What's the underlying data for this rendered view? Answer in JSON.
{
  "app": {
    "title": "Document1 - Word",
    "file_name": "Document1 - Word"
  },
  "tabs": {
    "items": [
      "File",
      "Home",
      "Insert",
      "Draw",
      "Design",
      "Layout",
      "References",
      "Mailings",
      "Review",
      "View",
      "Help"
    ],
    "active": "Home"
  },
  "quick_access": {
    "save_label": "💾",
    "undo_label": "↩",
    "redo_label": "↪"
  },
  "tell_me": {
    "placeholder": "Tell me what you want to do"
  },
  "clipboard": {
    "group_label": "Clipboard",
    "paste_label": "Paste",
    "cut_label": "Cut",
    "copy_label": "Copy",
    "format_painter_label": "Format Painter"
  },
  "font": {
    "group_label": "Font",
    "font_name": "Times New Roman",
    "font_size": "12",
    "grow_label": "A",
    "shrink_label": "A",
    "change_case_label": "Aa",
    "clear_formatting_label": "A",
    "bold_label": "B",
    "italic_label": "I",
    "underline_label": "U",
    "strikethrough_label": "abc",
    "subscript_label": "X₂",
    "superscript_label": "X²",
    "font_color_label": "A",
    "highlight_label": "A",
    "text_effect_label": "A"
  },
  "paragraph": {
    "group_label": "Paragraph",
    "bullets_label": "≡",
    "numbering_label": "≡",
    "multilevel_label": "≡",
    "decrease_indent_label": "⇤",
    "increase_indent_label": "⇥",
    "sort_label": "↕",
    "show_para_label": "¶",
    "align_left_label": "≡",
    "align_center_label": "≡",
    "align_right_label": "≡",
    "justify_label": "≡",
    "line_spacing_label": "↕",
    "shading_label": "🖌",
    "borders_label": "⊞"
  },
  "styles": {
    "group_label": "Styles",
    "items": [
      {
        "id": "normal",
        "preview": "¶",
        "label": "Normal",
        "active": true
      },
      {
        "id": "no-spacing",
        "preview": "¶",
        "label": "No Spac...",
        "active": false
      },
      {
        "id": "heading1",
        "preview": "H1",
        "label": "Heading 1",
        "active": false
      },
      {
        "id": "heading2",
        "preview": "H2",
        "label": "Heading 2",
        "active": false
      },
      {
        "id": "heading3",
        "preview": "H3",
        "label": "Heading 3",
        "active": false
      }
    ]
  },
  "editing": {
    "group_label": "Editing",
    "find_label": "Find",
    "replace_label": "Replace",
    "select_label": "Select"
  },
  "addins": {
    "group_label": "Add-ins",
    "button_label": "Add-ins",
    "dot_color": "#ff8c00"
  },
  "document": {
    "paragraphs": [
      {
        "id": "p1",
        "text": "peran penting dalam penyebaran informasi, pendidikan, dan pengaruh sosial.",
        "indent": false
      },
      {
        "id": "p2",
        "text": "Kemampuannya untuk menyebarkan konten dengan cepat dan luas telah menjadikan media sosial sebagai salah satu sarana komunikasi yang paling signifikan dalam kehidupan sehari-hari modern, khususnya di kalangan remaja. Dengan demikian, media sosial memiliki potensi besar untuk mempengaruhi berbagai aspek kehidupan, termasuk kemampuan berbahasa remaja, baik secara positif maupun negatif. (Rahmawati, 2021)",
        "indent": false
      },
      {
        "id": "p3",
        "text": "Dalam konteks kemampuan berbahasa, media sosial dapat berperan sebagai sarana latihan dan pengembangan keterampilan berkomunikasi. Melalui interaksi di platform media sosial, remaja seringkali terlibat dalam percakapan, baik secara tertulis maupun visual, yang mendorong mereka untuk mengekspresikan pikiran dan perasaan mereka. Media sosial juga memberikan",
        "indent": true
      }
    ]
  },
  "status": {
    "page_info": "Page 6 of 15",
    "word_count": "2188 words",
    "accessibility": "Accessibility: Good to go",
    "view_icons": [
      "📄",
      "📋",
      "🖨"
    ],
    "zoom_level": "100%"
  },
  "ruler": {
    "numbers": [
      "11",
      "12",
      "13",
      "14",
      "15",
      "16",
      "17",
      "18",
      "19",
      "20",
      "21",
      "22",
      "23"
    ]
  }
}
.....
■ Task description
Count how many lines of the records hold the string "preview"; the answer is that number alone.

■ Output of the exercise
5